Almost 50 years after the Alaska Native Claims Settlement Act created the Sealaska Corp., CEO and President Anthony Mallot says the company is looking forward as it learns from the past.
“It feels good to remember how far we have come and how far we still need to go,” Mallott said during Thursday’s Greater Juneau Chamber of Commerce’s weekly lunch presentation.
“It’s a moment of time and hopefully we can say, how do we make the next 50 years more successful than the first 50?” Mallott continued. “It’s a chance to look back to see what went wrong and what went right and to ask what we want to build on in the future.”
Passed in December of 1971, ANCSA led to the creation of Alaska Native regional, urban and village corporations and transferred 44 million acres to those corporations.
Mallott said that ANSCA represented “the largest land claim settlement for indigenous people in the entire world.”
The corporate model was selected based on negative results from reservation policies in the Lower 48, Mallott told the group.
“Congress and Alaska Natives sought a different model,” he explained, saying that the model sought to create self-sufficiency to meet the economic and social needs of Alaska Natives.

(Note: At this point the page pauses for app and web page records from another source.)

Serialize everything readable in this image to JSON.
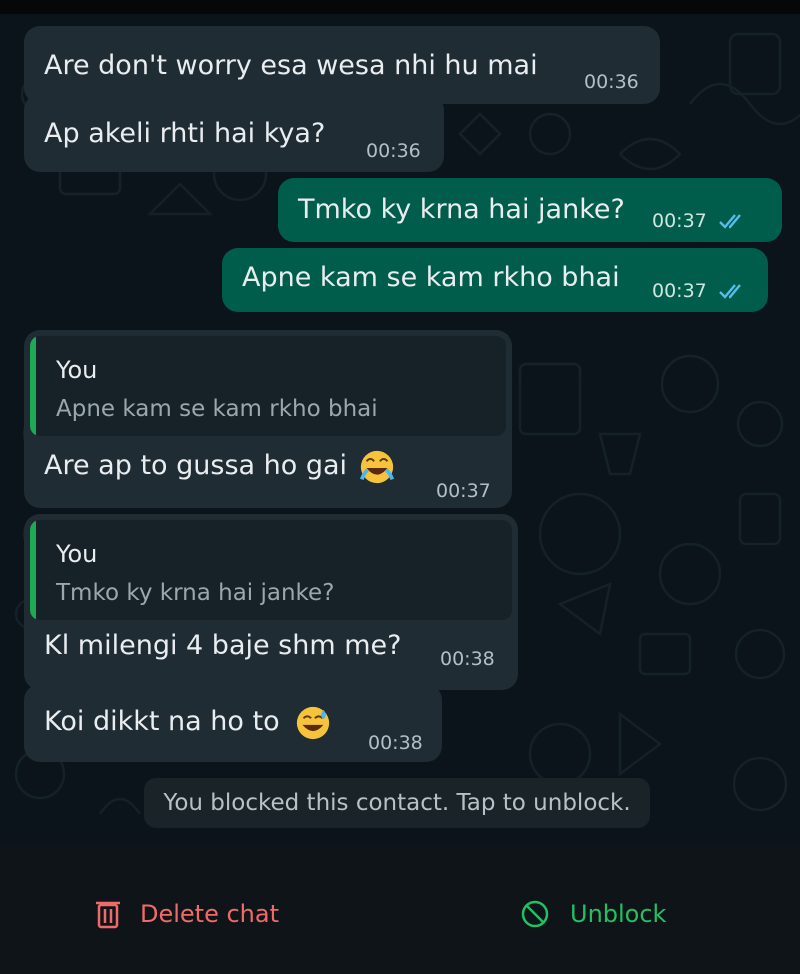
{
  "messages": [
    {
      "text": "Are don't worry esa wesa nhi hu mai",
      "time": "00:36"
    },
    {
      "text": "Ap akeli rhti hai kya?",
      "time": "00:36"
    },
    {
      "text": "Tmko ky krna hai janke?",
      "time": "00:37"
    },
    {
      "text": "Apne kam se kam rkho bhai",
      "time": "00:37"
    },
    {
      "quote_author": "You",
      "quote_text": "Apne kam se kam rkho bhai",
      "text": "Are ap to gussa ho gai",
      "time": "00:37"
    },
    {
      "quote_author": "You",
      "quote_text": "Tmko ky krna hai janke?",
      "text": "Kl milengi 4 baje shm me?",
      "time": "00:38"
    },
    {
      "text": "Koi dikkt na ho to",
      "time": "00:38"
    }
  ],
  "system_message": "You blocked this contact. Tap to unblock.",
  "actions": {
    "delete_label": "Delete chat",
    "unblock_label": "Unblock"
  },
  "colors": {
    "incoming_bubble": "#1f2c34",
    "outgoing_bubble": "#005c4b",
    "quote_accent": "#1fa855",
    "delete": "#f16a6a",
    "unblock": "#21c063",
    "read_ticks": "#53bdeb"
  },
  "icons": {
    "delete": "trash-icon",
    "unblock": "block-icon",
    "read": "double-check-icon",
    "emoji_laugh": "tears-of-joy-emoji",
    "emoji_sweat": "grinning-sweat-emoji"
  }
}
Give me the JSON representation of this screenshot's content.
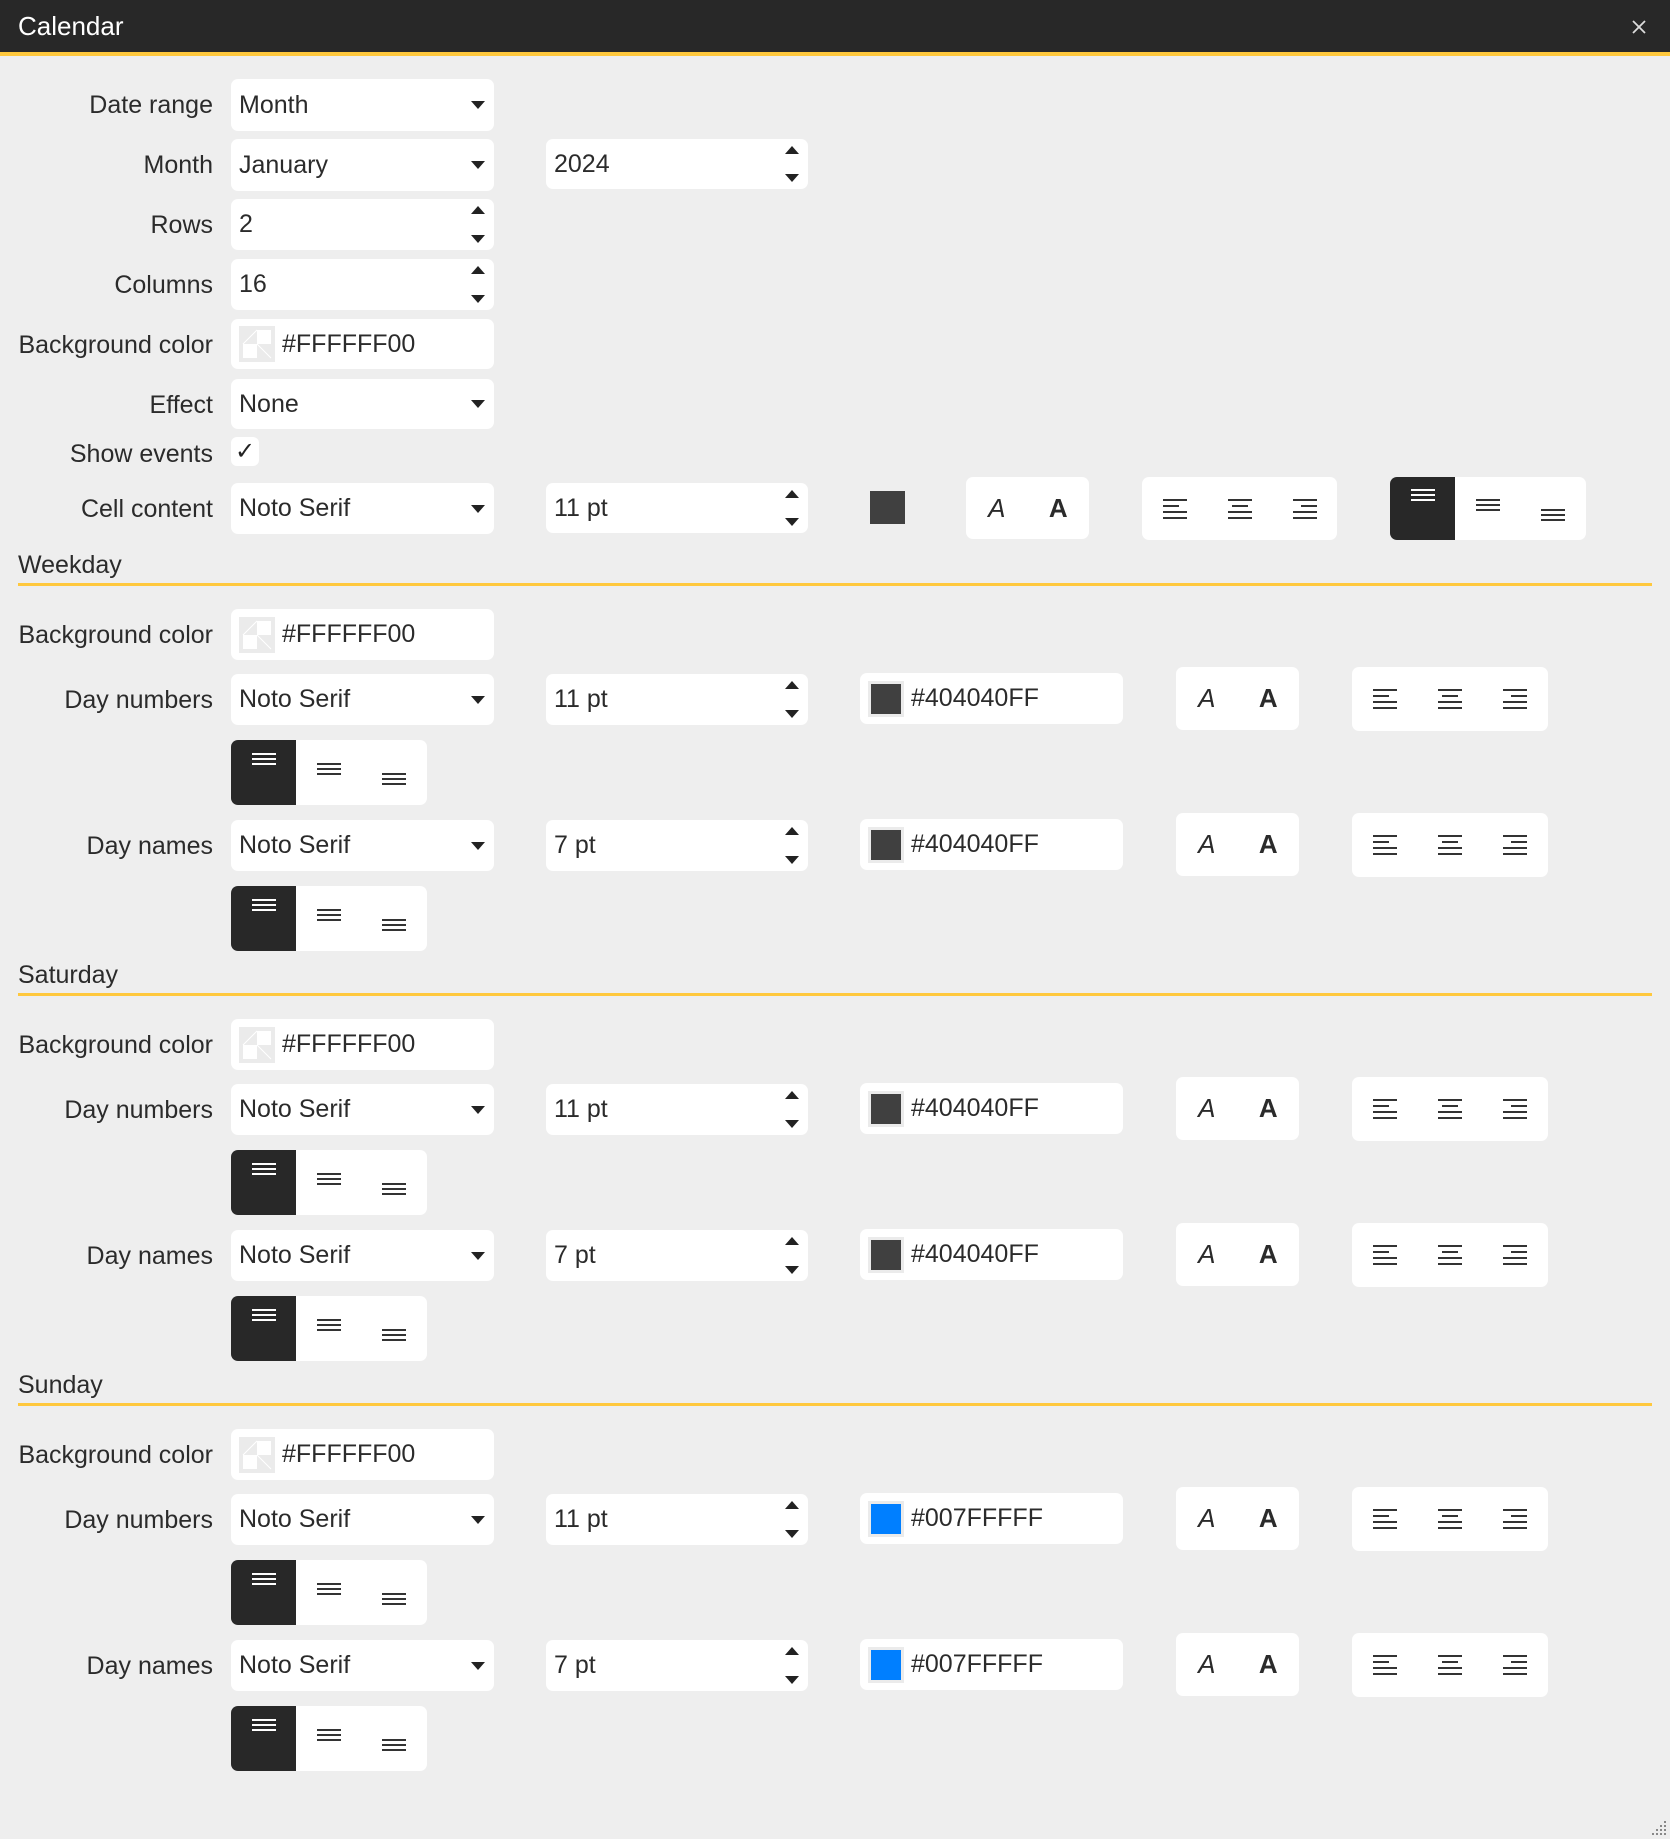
{
  "window": {
    "title": "Calendar",
    "close_icon": "close-icon",
    "accent_color": "#FFC83D"
  },
  "general": {
    "date_range": {
      "label": "Date range",
      "value": "Month"
    },
    "month": {
      "label": "Month",
      "value": "January",
      "year": "2024"
    },
    "rows": {
      "label": "Rows",
      "value": "2"
    },
    "columns": {
      "label": "Columns",
      "value": "16"
    },
    "background_color": {
      "label": "Background color",
      "value": "#FFFFFF00"
    },
    "effect": {
      "label": "Effect",
      "value": "None"
    },
    "show_events": {
      "label": "Show events",
      "checked": true,
      "check_glyph": "✓"
    },
    "cell_content": {
      "label": "Cell content",
      "font": "Noto Serif",
      "size": "11 pt",
      "color": "#404040",
      "italic_glyph": "A",
      "bold_glyph": "A",
      "italic": false,
      "bold": false,
      "h_align": null,
      "v_align": "top"
    }
  },
  "sections": [
    {
      "title": "Weekday",
      "background_color": {
        "label": "Background color",
        "value": "#FFFFFF00"
      },
      "day_numbers": {
        "label": "Day numbers",
        "font": "Noto Serif",
        "size": "11 pt",
        "color": "#404040FF",
        "swatch": "#404040",
        "italic_glyph": "A",
        "bold_glyph": "A",
        "v_align": "top"
      },
      "day_names": {
        "label": "Day names",
        "font": "Noto Serif",
        "size": "7 pt",
        "color": "#404040FF",
        "swatch": "#404040",
        "italic_glyph": "A",
        "bold_glyph": "A",
        "v_align": "top"
      }
    },
    {
      "title": "Saturday",
      "background_color": {
        "label": "Background color",
        "value": "#FFFFFF00"
      },
      "day_numbers": {
        "label": "Day numbers",
        "font": "Noto Serif",
        "size": "11 pt",
        "color": "#404040FF",
        "swatch": "#404040",
        "italic_glyph": "A",
        "bold_glyph": "A",
        "v_align": "top"
      },
      "day_names": {
        "label": "Day names",
        "font": "Noto Serif",
        "size": "7 pt",
        "color": "#404040FF",
        "swatch": "#404040",
        "italic_glyph": "A",
        "bold_glyph": "A",
        "v_align": "top"
      }
    },
    {
      "title": "Sunday",
      "background_color": {
        "label": "Background color",
        "value": "#FFFFFF00"
      },
      "day_numbers": {
        "label": "Day numbers",
        "font": "Noto Serif",
        "size": "11 pt",
        "color": "#007FFFFF",
        "swatch": "#007FFF",
        "italic_glyph": "A",
        "bold_glyph": "A",
        "v_align": "top"
      },
      "day_names": {
        "label": "Day names",
        "font": "Noto Serif",
        "size": "7 pt",
        "color": "#007FFFFF",
        "swatch": "#007FFF",
        "italic_glyph": "A",
        "bold_glyph": "A",
        "v_align": "top"
      }
    }
  ]
}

“The corporate, for-profit model was not the perfect mesh with the social and cultural heritage of Native people,” he said. “But, we’ve worked on it to a point for 50 years and will work on it for the next 50 years.”
Strong and growing
Mallott said that Sealaska now has about 23,000 shareholders, up from the original 16,000.
About 6,000 of the shareholders are descendant shareholders — meaning they were born after the 1971 settlement, he said.
He said that eligible descendants can become shareholders upon turning 18, a change from the original process that depended on shareholders’ gifts to descendants or leaving them as part of an inheritance.
“We wanted a stronger connection with descents,” he said, explaining that the original structure meant that people who were born after 1971 could live the majority of their life not being a shareholder. He said it was not uncommon to have a set of siblings where some were born shareholders and some born a few years later were not.
“Shareholding at that point was such a foreign concept,” he said.
Mallott said that across Alaska, Native regional corporations drive economic activity that benefits shareholders and communities.
In the spring of 2021, the company reported a distribution of $21.3 million to shareholders.
According to the company’s website, “the distribution includes dividends from the company’s growing ocean-health business operations ($6.8 million) and the Marjorie V. Young (MVY) Shareholder Permanent Fund ($2.5 million).”
In addition, distributions to shareholders were $46.4 million in 2020, according to the site.
He said that in 2018, 62% of all corporate revenue in the state came from the Native regional corporations.
“It’s a huge economic impact,” he said. “We benefit our shareholders beyond a dividend. We bring a broad set of benefits to create the healing and wellness that our people need and deserve after hundreds of years of post-contact trauma,” he said.
Mallott said the company conducts frequent shareholder surveys to help shape effective shareholder programs.
In 2018, education was the top priority and native language preservation was the second priority.
“Career development is always near the top of the list,” he said.
Mallott said that Sealaska and other Native corporations offer employment, internships and workforce development programs. He said they make investments in culture, social services, education, healthcare and economic development.
Mallott said the companies work together to advocate for the maintenance of the traditional way of life and support rural communities and subsistence lifestyles.
Mallott said that after 50 years, Sealaska remains dedicated to meeting shareholder needs through a business model that is sustainable, responsible, close to home and rooted in traditional values.
Mallott said that Sealaska is focusing on land, food and water-based business opportunities.
“We still care about every last acre,” he said. “We only own 1.6% of our homeland, but we work to protect our land where we have lived for more than 10,000 years.”
Although the corporation has stepped away from harvesting old-growth timber, extensive land ownership still offers several possibilities, he said.
“There’s lots to do when you own that much land,” he said, citing tourism development as one possible economic development opportunity.
“Many benefits come from our land even though we are out of the old-growth (logging) industry,” he said.
Mallott said that the company offers environmental services, including engineering, technical and scientific offerings.
He said the company’s focus on sustainable seafood harvesting has a positive tie to the corporation’s commitment to ocean health. He added that seafood has a smaller carbon footprint compared to other proteins.
“We have financial proof our strategy is working,” he said.
• Contact reporter Dana Zigmund at email@example.com